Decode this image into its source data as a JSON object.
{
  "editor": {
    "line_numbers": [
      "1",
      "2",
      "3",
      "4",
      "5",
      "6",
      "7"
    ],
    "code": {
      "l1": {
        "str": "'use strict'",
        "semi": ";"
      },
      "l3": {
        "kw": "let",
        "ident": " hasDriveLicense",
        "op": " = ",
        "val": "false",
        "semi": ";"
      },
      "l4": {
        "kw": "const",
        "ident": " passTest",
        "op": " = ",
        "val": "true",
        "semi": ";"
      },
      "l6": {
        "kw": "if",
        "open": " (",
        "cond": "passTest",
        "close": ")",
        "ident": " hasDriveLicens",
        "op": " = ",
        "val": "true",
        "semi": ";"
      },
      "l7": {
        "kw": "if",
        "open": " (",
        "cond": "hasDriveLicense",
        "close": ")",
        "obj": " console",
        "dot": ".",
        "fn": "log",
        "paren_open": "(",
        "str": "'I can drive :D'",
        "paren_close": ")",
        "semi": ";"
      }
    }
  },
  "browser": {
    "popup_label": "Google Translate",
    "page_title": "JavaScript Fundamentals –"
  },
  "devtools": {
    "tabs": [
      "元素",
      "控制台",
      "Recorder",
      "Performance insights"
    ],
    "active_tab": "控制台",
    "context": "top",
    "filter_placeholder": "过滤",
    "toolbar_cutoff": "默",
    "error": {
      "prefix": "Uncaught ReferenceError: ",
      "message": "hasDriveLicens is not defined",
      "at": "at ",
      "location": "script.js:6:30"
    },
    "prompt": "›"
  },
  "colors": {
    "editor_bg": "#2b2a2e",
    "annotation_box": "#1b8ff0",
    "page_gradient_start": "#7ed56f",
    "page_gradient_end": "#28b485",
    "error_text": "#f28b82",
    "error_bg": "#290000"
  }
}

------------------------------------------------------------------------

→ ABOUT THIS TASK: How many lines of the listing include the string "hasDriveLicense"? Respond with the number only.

→ RESULT OF THIS EXERCISE: 2